How to Treat Stiff Thumbs After a Broken Thumb or Injury Tip #4
Now that you have warmed up your thumb with heat, exercise, and massage, let’s turn our attention to stretching.
With this tip, you will need an ace wrap, Coban, or tape. Something you can wrap over your thumb to provide a low load long stretch.
This tip is helpful if you have been trying everything to get your thumb moving but nothing seems to be working.
One reason could be that your thumb has been stiff for a long time. If that is the case, a long hold stretch may be needed.
To do this you want to wrap your thumb in as much flexion as possible to stretch it out over time.
You could use your other hand to stretch your thumb for several minutes.
However, that is not always ideal and could start aggravating your other hand!
Again this is a low load long stretch.
Low load means light stretching over a long length of time.
Recognize you do NOT want to stretch to a lot of pain. Keep your pain level around 2-3/10. I can’t emphasize that enough!
First, wrap the tape, or ace, around your wrist. This creates an anchor point and will keep the wrap from slipping.
Flex your thumb across your palm as far as you can.
Note, I like to start on the back side of the hand.
As you are unrolling, stretch the wrap over your thumb. Making sure you’re stretching all thumb joints.
Wrap back around your wrist then come up over your thumb again.
Don’t forget to relax your fingers.
Again stretch the wrap over your thumb in as much flexion as possible.
Continue this process until you run out of wrap. Tuck the end of your ace wrap or tape it down.
Try to keep this type of low thumb stretch for 10-15 minutes. Again, the idea is not to stretch too aggressively.
One way to make this stretch a little more comfortable, and combine a few of these tips is to apply moist heat at the same time.
After 10-15 minutes, slowly remove the wrap. Then gently move your thumb.
Don’t move too fast.
The last thing you want to do is try to straighten your thumb after you have stretched in flexion.

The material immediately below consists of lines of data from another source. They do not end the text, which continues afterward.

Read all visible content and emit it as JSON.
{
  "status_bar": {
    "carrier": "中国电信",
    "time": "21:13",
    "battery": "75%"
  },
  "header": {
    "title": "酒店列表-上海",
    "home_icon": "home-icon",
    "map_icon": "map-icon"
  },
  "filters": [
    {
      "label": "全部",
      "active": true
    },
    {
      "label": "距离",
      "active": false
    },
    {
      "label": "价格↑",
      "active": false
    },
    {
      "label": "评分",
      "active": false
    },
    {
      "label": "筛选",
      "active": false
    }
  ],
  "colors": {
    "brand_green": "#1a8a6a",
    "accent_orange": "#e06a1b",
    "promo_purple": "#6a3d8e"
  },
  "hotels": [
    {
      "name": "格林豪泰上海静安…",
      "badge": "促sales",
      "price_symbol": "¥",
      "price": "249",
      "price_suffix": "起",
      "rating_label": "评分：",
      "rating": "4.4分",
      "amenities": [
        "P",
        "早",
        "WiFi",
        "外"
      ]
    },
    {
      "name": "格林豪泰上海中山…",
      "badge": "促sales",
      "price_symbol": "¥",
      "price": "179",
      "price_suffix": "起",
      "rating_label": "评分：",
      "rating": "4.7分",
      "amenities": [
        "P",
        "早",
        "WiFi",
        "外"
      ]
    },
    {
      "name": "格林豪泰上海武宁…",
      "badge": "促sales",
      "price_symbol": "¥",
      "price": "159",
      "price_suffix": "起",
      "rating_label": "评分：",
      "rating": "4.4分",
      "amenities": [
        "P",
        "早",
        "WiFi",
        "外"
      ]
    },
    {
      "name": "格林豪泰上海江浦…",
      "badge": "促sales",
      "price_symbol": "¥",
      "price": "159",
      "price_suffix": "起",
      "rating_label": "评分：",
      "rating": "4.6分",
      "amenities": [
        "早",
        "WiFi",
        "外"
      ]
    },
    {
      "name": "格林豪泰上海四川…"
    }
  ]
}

Simply wiggle your thumb and fingers until you feel the discomfort dissolve.
How to Treat Stiff Thumbs After a Broken Thumb or Injury Tip #5
My last tip is thumb pinch strengthening.
You will need to purchase therapy putty for this exercise. link
I prefer using putty because there are many gripping and pinching exercises you can do with it.
Plus it is fun!
For this 1st exercise, find change or coins, maybe some marbles, something small to hide inside the putty. You will be picking these small little objects out of the putty.
For example, place some pennies, dimes and nickels in the putty. Squeeze the putty to make sure the coins are well hidden.
Next, use your thumb and index finger to try to find the coins and pull them out one at a time.
This works your thumb in a tip pinch pattern.
After you have pulled all of those items out, begin pinching and pulling the putty with your index finger, middle finger, and thumb.
By using your 2 fingers and thumb, this works on a common 3 point pinch.
To recap this strengthening exercise, you can pinch, pull, and hide objects in the putty.
Set yourself a timer for 3-5 minutes.
It’s easy to lose track of time and over do it with the putty.
Repeat 1-2 times a day or as needed.
By now your thumb should feel amazing!
If you do all of these thumb stiffness tips, it may take you around 20-30 minutes to complete.
Keep in mind, if you’re feeling more pain then you may want to start with one or 2 of these tips. Then slowly add one at a time.
However, if your thumb feels great and you want more, then download my Best 5 Thumb Exercises for Thumb Stiffness.
Do me a favor, if you found this post helpful do share with family and friends that use their hands a lot. Help them work through their thumb stiffness with these simple, yet effective thumb stiffness treatments.